Ethiopia said on Saturday its forces had seized another town in their advance on the capital of northern Tigray region and rebuffed an African Union (AU) push to mediate in the war with rebel forces in the region.
More than two weeks into Prime Minister Abiy Ahmed’s offensive, his government said Tigrayan forces were digging in and using bulldozers to plough up roads around their capital Mekelle, home to about half a million people.
Hundreds, possibly thousands, have died and more than 30,000 refugees have fled to Sudan. The conflict has spread beyond Tigray, whose forces have fired rockets at the neighbouring Amhara region and the nation of Eritrea, spurring concern of a wider war.
Abiy’s government has said it will soon reach Mekelle after taking various surrounding towns. On Saturday it said Adigrat had also fallen, about 116 km (72 miles) north of Mekelle.
There was no immediate response from the Tigray People’s Liberation Front (TPLF) rebels who have promised “hell” for the advancing federal troops. The TPLF had said on Friday its forces were making progress on the southern and northern fronts.

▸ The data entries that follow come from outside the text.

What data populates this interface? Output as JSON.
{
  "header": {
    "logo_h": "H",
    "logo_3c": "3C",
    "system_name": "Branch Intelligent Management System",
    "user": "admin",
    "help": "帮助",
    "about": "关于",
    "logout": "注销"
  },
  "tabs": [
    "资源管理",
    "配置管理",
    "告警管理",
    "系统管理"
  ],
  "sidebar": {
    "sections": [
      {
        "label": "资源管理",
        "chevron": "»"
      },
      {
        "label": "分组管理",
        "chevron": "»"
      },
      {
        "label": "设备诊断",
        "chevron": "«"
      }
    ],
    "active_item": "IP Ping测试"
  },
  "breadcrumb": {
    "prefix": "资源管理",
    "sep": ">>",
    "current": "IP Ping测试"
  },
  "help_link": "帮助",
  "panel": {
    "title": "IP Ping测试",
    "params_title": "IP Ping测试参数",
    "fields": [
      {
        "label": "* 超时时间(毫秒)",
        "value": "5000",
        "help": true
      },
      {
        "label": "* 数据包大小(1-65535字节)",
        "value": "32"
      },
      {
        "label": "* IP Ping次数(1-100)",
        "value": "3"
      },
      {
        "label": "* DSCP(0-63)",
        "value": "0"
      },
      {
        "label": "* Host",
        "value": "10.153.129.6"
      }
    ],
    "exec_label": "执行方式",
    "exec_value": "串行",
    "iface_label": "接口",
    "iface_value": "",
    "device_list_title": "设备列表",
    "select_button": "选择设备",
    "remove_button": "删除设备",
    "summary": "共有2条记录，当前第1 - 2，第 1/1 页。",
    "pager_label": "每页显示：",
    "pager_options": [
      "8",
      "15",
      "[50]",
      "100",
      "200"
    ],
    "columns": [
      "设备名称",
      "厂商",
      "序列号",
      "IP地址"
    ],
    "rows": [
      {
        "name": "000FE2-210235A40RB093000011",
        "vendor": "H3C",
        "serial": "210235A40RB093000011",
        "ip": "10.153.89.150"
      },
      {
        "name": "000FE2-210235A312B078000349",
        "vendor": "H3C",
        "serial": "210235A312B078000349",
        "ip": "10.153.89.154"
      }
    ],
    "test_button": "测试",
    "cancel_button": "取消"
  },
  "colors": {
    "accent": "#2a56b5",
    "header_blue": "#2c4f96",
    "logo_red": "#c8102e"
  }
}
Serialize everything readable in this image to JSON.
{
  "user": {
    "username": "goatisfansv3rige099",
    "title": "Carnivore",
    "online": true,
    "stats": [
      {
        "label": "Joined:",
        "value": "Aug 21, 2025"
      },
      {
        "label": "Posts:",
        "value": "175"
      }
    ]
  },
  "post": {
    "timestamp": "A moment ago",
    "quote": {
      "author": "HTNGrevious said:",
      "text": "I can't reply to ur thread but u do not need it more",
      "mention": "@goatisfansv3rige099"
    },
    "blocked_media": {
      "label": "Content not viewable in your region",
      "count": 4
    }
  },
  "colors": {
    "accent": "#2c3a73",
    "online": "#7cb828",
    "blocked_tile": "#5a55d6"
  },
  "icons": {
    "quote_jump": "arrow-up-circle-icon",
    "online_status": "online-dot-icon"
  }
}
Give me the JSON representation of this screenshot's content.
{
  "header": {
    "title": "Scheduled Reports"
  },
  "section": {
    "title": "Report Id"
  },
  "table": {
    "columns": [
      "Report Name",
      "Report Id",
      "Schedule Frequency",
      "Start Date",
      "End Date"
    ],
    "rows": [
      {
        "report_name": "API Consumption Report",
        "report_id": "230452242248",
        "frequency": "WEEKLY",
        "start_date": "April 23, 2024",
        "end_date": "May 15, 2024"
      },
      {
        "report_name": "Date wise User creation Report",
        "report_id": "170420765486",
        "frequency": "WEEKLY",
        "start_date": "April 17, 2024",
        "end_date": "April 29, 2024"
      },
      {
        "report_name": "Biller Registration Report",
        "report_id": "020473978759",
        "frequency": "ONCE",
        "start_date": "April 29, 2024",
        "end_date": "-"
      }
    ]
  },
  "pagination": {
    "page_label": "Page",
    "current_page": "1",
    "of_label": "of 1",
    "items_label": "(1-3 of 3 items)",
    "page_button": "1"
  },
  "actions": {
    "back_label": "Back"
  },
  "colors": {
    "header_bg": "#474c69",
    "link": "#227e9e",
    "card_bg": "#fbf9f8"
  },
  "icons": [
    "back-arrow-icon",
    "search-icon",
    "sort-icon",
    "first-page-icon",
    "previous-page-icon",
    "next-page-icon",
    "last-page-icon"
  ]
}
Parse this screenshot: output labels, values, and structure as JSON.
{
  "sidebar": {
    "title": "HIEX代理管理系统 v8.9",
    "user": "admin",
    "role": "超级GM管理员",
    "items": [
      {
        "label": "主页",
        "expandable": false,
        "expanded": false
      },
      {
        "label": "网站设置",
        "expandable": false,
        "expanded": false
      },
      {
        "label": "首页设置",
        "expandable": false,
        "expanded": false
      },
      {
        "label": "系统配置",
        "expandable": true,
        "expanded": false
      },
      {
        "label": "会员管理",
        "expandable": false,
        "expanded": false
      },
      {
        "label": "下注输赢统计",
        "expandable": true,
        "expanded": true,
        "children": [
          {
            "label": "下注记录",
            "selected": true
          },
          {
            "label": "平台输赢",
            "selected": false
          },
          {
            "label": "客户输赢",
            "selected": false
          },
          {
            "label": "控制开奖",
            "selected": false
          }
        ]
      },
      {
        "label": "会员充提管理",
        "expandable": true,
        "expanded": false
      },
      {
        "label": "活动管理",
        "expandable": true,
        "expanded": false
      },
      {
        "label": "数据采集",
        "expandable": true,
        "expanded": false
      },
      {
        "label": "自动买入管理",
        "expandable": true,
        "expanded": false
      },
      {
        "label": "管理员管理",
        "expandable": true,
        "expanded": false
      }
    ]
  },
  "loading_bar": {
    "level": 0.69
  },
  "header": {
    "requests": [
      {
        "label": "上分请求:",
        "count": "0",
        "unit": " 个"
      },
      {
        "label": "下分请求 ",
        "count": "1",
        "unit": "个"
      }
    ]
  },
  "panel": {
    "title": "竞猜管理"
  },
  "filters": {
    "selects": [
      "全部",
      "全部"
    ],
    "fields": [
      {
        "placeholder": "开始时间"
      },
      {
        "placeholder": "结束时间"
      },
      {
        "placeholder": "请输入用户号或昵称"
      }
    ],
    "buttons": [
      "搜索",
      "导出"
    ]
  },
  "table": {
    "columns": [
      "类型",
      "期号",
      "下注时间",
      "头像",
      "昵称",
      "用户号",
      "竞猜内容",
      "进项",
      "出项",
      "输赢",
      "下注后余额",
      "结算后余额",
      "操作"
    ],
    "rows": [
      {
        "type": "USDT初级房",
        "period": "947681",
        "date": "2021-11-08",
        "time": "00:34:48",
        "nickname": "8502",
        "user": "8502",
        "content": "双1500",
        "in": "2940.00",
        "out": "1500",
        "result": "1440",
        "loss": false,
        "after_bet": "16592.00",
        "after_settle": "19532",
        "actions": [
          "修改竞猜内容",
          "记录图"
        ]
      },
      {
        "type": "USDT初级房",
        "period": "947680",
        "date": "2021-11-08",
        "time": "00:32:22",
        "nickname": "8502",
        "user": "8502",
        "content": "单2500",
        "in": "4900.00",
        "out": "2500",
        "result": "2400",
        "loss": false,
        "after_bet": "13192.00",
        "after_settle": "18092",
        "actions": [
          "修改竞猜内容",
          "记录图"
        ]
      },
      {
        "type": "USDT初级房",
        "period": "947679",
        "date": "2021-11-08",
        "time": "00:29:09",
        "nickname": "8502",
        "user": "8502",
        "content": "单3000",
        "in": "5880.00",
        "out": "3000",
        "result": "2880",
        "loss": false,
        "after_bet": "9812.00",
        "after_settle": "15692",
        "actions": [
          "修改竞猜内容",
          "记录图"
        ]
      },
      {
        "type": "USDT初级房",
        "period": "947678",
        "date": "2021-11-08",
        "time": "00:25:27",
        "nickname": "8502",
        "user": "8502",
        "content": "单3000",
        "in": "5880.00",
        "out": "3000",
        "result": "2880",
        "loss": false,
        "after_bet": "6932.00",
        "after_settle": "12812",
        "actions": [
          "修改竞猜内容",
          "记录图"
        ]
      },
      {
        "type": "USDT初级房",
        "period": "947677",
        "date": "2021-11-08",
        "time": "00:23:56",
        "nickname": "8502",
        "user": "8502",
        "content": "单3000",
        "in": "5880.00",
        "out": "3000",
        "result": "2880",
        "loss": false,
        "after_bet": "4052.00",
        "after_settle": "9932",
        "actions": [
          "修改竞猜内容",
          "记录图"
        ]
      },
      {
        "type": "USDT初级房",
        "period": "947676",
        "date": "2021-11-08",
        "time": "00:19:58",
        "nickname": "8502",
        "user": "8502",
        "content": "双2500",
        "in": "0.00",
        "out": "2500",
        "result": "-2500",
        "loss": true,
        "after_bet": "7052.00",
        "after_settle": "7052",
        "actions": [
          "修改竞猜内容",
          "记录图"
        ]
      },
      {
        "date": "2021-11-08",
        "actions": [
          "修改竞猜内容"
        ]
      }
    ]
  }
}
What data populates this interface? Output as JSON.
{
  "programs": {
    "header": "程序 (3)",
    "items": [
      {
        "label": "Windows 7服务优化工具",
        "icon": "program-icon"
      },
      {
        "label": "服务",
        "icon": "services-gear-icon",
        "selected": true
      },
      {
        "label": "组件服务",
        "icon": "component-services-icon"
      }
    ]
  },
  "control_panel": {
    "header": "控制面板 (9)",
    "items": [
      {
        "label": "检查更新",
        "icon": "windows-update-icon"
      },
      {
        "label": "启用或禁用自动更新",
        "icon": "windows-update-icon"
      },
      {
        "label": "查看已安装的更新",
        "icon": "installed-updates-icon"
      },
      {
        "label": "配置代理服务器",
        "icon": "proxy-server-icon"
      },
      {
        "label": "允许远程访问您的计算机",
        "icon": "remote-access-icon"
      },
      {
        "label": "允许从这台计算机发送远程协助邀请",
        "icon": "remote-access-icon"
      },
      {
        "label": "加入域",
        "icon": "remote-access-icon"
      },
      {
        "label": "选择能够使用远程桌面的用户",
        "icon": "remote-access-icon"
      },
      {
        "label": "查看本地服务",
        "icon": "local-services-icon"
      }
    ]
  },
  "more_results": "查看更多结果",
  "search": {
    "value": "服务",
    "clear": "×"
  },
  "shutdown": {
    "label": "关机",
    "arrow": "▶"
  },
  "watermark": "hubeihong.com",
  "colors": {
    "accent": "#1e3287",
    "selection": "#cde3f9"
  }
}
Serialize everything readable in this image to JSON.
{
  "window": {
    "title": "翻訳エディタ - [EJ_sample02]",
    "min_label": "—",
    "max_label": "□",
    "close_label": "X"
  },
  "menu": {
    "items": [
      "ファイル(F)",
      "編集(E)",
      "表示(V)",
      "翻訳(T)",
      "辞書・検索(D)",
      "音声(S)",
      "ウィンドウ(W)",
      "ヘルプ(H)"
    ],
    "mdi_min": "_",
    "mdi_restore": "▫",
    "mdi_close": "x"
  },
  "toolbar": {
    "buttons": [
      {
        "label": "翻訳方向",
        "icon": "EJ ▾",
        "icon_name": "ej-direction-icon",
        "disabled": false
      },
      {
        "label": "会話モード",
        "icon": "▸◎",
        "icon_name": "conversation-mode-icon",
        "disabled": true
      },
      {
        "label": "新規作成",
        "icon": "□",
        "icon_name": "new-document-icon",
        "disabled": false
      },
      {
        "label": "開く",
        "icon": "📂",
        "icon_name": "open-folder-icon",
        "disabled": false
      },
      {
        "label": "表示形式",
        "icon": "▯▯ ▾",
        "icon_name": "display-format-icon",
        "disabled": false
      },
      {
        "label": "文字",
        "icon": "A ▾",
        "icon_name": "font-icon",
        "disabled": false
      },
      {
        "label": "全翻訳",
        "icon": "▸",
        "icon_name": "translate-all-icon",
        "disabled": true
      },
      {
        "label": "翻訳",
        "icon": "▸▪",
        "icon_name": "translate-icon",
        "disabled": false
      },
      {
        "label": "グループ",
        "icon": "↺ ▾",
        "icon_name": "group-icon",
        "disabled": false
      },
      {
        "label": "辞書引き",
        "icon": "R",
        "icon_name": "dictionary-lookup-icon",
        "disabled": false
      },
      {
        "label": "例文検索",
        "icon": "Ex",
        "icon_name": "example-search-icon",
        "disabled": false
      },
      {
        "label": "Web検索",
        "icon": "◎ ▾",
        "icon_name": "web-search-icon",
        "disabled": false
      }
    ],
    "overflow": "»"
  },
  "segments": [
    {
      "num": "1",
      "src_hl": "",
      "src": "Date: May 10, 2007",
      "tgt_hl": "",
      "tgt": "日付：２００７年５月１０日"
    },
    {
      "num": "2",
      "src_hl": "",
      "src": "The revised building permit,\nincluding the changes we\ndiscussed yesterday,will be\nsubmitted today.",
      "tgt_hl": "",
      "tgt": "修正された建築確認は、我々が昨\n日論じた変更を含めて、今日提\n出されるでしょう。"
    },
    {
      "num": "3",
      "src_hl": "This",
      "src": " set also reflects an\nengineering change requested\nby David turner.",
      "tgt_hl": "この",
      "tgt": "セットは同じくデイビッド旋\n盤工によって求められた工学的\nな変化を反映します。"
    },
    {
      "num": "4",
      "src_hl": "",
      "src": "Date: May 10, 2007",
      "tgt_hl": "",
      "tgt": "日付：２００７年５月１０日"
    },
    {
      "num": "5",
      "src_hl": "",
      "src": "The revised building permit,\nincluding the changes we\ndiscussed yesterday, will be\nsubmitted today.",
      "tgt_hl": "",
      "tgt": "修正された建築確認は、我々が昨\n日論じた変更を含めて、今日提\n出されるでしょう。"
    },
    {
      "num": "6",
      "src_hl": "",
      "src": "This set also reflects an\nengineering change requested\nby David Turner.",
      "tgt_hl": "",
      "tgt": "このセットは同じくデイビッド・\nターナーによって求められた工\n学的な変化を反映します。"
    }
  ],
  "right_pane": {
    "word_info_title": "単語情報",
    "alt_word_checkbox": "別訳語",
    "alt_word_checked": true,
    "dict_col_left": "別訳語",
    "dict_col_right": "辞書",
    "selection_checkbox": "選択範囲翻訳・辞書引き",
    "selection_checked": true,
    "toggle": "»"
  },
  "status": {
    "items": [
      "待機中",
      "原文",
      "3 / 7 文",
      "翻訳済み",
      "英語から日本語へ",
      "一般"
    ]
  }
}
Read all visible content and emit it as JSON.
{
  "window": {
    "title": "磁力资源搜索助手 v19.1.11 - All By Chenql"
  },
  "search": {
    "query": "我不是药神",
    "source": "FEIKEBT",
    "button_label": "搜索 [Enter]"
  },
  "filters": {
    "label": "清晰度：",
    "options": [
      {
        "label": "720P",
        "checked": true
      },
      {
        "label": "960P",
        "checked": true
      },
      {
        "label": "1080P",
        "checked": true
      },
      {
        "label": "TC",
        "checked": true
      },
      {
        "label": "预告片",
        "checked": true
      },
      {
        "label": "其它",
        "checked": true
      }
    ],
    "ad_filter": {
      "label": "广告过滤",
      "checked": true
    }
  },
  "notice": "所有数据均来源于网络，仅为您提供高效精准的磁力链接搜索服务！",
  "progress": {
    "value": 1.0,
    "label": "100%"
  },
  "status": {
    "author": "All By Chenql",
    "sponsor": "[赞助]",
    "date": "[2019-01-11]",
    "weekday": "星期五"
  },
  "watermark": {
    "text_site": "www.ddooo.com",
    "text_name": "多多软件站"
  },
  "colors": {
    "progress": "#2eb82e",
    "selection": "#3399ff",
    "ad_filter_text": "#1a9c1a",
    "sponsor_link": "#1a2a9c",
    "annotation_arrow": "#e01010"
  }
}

Assertions on all sides are hard to verify because phone lines and internet have been down since the beginning of the conflict on Nov. 4 and media are largely barred.
The African Union has appointed former presidents Joaquim Chissano of Mozambique, Ellen Johnson-Sirleaf of Liberia and Kgalema Motlantheof South Africa as special envoys to seek a ceasefire and mediation talks.
Abiy, who won the Nobel Peace Prize last year for a peace pact with neighbouring Eritrea, has said he wants to remove the TPLF leaders before talking.
He accuses them of revolting against central authority and attacking federal troops in the town of Dansha. The rebel leaders say Abiy’s government has marginalised and persecuted Tigrayans since taking office two years ago.
Abiy denies that, saying he is seeking only to restore law and order and preserve the unity of Ethiopia and its 115 million people.
“News circulating that the envoys will be travelling to Ethiopia to mediate between the Federal Government and TPLF’s criminal element is fake,” the government tweeted on Saturday.
The United Nations and other aid agencies have spoken of catastrophe in Tigray, where many among the more than 5 million population were already displaced and relying on food aid even before the conflict.
Refugees have given accounts of widespread destruction in aerial bombardment and ground fighting.
Satellite images given to Reuters by U.S.-based space company Maxar Technologies showed destroyed buildings lining the main road near the airport in Dansha, where the conflict broke out.
The government has appointed an alternative interim government to run Tigray. Its new head hinted this week at potential forgiveness for TPLF rank-and-file, while the party itself is now outlawed.
The TPLF is popular in its home region and dominated national politics from 1991 until Abiy took office. Abiy’s parents are from the larger Oromo and Amhara ethnic groups.